The attacks in January 2015 on the office of satirical magazine Charlie Hebdo and a kosher supermarket took place over the course of two bloody days in the French capital, killing 17 people. Thirteen men and one woman are charged with aiding and abetting the three perpetrators – Cherif and Said Kouachi, and Amedy Coulibaly – in a trial expected to last two months.
At the start of Thursday’s hearing Abdellaziz Abbad, the lawyer for one of the accused, complained that his client was suffering from fatigue.
“Our clients arrive in the cell at midnight and are woken up around 5-5.30am,” he said. “You can’t last 50 days by sleeping four hours a night. It’s just not possible.”
Following this intervention the first of seven to take the stand on Thursday, Ali Riza Polat, made a statement declaring himself to be “innocent of the facts”.

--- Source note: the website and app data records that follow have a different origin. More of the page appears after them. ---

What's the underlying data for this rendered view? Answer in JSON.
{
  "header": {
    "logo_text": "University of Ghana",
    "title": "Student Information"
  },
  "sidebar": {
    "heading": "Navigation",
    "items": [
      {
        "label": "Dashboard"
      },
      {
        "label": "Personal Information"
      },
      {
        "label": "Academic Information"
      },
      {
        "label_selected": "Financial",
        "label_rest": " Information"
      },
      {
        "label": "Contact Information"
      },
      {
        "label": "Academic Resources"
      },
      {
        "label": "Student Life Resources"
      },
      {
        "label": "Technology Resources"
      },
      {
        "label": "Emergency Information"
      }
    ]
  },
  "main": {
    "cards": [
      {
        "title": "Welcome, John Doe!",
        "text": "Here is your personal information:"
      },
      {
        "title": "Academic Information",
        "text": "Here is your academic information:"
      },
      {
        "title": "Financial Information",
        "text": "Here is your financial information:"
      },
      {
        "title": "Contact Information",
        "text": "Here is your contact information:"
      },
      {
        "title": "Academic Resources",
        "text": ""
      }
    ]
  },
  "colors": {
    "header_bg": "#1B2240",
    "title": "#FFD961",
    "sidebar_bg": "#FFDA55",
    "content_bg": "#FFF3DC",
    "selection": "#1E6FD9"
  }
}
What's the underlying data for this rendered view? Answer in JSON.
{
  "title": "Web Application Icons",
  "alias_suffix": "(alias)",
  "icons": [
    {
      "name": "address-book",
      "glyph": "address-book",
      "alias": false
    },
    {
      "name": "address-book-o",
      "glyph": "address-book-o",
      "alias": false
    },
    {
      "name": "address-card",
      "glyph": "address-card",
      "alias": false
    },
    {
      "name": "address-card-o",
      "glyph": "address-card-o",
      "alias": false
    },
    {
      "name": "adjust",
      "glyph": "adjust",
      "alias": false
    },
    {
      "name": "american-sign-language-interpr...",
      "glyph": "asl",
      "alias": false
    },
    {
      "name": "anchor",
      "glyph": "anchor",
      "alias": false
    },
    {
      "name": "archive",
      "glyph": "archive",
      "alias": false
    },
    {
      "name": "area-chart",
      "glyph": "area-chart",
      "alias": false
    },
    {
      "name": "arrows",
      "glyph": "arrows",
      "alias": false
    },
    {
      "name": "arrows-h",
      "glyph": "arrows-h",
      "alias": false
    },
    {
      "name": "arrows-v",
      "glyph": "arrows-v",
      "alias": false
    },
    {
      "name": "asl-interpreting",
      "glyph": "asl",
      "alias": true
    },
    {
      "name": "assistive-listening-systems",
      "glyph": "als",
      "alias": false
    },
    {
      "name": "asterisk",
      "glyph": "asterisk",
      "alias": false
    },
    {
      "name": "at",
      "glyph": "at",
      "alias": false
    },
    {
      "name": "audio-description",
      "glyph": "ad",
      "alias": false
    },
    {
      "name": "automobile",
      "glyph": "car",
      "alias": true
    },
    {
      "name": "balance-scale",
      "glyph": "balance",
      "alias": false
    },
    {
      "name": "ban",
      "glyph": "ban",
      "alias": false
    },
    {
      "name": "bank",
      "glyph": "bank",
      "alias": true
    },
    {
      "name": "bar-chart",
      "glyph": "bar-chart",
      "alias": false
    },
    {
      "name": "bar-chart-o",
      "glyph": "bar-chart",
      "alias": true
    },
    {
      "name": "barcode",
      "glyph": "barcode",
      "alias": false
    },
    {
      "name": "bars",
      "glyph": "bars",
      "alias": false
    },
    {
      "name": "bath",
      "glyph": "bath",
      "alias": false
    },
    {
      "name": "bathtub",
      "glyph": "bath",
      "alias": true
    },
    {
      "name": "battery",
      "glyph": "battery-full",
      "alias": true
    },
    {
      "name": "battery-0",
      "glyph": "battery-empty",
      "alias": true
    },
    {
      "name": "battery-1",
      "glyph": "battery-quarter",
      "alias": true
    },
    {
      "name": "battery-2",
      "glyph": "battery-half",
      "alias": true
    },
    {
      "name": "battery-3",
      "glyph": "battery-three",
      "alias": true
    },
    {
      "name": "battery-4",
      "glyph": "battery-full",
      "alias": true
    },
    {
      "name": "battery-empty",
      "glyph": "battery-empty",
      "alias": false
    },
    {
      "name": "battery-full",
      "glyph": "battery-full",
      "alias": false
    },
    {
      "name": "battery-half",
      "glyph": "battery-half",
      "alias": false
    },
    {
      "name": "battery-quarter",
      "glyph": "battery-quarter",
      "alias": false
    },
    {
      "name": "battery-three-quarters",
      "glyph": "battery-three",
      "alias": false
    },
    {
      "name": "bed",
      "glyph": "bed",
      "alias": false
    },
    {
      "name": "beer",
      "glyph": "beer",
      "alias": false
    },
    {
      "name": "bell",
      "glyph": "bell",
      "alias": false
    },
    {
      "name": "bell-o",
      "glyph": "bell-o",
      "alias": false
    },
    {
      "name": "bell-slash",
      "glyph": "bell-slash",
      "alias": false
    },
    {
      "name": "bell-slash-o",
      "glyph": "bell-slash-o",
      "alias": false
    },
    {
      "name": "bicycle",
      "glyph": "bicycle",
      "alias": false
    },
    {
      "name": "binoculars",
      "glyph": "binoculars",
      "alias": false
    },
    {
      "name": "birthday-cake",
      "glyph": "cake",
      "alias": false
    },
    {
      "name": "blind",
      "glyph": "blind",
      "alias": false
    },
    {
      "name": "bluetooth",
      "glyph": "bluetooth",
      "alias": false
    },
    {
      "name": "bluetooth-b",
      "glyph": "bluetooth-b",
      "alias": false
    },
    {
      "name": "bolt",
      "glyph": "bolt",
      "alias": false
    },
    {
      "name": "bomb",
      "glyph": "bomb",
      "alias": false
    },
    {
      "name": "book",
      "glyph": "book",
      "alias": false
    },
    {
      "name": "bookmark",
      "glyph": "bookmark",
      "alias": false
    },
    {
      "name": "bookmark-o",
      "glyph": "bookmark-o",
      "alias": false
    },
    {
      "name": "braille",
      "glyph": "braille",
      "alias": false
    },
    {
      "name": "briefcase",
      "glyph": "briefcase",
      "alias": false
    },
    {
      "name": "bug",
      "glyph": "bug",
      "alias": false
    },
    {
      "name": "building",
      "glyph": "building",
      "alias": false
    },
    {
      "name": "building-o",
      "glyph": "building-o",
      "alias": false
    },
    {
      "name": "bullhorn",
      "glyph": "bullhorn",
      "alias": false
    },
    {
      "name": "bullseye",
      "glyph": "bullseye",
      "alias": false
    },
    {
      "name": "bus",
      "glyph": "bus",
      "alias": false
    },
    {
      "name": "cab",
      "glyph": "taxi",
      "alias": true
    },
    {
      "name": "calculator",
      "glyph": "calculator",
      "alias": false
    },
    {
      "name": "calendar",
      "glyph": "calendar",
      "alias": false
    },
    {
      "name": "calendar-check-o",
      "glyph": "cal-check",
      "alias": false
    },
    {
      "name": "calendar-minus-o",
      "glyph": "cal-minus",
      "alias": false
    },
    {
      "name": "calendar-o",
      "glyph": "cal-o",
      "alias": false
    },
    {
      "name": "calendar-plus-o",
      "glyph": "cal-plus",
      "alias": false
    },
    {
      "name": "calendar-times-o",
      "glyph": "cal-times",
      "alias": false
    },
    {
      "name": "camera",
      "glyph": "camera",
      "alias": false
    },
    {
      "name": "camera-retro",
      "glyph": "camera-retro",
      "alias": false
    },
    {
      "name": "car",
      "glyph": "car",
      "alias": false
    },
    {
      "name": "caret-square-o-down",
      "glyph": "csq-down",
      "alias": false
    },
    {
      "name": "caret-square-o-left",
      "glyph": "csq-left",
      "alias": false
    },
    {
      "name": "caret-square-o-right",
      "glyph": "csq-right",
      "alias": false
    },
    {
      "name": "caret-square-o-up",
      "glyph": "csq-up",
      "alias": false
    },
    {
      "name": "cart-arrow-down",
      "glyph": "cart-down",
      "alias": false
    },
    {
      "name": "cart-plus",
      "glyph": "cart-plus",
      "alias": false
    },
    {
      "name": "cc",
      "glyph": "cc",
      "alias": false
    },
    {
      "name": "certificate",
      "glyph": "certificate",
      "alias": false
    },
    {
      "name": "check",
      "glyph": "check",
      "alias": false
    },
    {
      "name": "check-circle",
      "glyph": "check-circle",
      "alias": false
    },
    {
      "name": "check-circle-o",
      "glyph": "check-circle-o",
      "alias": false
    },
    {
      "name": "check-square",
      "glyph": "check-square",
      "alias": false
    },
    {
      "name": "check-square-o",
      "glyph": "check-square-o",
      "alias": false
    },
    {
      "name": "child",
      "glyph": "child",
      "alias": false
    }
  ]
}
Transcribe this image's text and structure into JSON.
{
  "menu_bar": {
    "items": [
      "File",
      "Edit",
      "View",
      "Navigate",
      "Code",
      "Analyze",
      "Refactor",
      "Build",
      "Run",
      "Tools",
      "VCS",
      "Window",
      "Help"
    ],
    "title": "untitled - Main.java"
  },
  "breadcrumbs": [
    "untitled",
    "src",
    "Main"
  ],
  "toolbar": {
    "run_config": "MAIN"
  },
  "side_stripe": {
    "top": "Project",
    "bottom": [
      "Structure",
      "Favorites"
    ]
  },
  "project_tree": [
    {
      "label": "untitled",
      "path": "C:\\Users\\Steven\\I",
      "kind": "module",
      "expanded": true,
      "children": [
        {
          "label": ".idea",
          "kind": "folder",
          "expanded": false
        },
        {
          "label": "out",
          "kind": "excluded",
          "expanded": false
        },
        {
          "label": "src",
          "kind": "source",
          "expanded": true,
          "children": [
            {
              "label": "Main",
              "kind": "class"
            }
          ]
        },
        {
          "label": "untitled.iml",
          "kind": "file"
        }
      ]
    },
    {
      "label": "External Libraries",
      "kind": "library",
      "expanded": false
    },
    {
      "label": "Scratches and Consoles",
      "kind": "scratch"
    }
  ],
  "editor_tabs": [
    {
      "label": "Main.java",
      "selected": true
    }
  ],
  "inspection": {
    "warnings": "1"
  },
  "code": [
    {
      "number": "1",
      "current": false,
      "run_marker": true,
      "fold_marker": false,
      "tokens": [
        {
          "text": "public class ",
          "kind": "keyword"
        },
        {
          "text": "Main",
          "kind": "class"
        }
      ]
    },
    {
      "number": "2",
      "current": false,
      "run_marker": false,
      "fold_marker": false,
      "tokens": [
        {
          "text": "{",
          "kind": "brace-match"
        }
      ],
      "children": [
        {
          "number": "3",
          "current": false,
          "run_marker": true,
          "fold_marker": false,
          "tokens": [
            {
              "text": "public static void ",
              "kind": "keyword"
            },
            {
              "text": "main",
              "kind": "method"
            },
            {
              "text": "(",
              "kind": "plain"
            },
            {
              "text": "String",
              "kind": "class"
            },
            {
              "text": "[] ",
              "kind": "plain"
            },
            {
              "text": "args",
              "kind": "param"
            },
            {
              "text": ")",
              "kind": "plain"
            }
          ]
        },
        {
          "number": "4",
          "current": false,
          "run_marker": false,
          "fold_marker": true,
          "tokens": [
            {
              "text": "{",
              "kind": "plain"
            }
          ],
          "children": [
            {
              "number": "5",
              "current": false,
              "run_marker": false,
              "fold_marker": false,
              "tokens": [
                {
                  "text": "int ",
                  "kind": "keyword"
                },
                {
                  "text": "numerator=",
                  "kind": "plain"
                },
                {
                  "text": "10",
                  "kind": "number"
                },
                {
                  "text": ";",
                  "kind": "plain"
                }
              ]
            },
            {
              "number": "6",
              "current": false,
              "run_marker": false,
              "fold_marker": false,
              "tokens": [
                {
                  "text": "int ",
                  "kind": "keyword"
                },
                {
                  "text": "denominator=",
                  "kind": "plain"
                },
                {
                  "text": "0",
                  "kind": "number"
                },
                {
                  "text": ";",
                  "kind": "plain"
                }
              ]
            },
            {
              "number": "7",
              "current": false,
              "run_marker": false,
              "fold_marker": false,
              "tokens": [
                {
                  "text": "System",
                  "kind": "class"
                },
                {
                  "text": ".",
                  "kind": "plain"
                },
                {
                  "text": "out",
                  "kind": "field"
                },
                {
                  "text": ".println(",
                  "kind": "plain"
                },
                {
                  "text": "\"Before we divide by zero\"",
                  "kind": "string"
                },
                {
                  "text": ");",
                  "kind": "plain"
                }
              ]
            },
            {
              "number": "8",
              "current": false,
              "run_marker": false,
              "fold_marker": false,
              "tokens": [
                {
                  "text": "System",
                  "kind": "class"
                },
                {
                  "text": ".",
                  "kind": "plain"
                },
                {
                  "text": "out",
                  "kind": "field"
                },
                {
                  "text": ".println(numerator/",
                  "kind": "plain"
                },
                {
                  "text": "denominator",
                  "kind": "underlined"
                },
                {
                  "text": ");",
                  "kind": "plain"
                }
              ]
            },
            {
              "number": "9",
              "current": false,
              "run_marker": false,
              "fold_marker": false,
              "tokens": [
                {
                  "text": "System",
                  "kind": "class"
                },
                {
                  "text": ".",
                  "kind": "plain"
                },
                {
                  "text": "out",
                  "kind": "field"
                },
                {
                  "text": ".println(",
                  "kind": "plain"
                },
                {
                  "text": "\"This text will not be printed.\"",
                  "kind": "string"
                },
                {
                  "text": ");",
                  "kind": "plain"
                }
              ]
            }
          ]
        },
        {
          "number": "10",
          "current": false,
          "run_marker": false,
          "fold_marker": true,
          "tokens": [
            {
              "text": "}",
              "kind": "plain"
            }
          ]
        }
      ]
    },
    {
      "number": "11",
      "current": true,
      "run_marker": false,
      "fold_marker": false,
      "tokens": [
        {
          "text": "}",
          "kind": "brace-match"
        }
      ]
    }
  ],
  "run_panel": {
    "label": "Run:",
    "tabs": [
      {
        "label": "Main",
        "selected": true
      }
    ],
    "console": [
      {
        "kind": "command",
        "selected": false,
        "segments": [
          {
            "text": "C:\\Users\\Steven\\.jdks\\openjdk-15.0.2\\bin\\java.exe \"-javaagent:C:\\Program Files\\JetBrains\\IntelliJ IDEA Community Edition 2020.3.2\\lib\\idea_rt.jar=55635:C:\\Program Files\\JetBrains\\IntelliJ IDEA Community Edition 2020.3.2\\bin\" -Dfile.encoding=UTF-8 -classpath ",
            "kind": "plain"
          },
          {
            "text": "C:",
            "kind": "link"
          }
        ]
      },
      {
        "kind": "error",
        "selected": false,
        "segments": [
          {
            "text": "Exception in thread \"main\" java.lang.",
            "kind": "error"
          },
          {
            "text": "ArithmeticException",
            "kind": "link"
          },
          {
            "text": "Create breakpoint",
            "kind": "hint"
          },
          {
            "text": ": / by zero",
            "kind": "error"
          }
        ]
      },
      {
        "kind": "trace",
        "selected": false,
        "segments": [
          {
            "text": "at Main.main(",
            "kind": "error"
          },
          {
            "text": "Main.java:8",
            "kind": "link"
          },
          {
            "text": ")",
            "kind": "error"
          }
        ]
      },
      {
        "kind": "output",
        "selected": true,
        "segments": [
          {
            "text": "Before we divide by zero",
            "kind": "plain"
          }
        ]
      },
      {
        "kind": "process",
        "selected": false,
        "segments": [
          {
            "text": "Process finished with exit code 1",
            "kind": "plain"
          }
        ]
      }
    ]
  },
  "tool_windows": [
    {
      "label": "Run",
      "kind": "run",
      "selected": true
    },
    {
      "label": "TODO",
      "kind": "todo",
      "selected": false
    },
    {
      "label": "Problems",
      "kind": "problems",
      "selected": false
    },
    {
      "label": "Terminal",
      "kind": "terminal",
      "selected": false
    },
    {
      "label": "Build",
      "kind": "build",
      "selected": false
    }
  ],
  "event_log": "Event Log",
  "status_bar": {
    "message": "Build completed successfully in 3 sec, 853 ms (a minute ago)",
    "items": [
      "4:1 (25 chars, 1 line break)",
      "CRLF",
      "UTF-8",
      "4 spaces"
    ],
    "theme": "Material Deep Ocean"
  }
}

During Mr Polat’s cross-examination he was frequently impassioned and portrayed himself as a petty criminal – but not an accomplice to murder.
Mr Polat converted to Islam in 2014 and told the court that he was “a believer”. But as well as praying five times every day he committed delinquent acts “on the side”.
“Today I pay for my friendship with Amedy [Coulibaly],” he said.
”We must not kill people, we must not kill innocent people,” he replied when asked for his feelings on the terror attacks.
The final accused of the morning was Will Prevost. Mr Prevost appeared calmer than his predecessor and gave an opening statement in which he offered his sympathies to the victims and their families.
Mr Prevost gave details of his upbringing and said he had a “normal childhood”. He did not complain about his period of incarceration leading up to the trial, although did mention that he changed prisons regularly.
He also told the court that he was an atheist and acknowledged that he met several of the accused in Grigny, a town in the southern suburbs of Paris. It was established that he met Coulibaly in La Grande Borne housing estate in the region, an area renowned for violence and crime.
Source: The National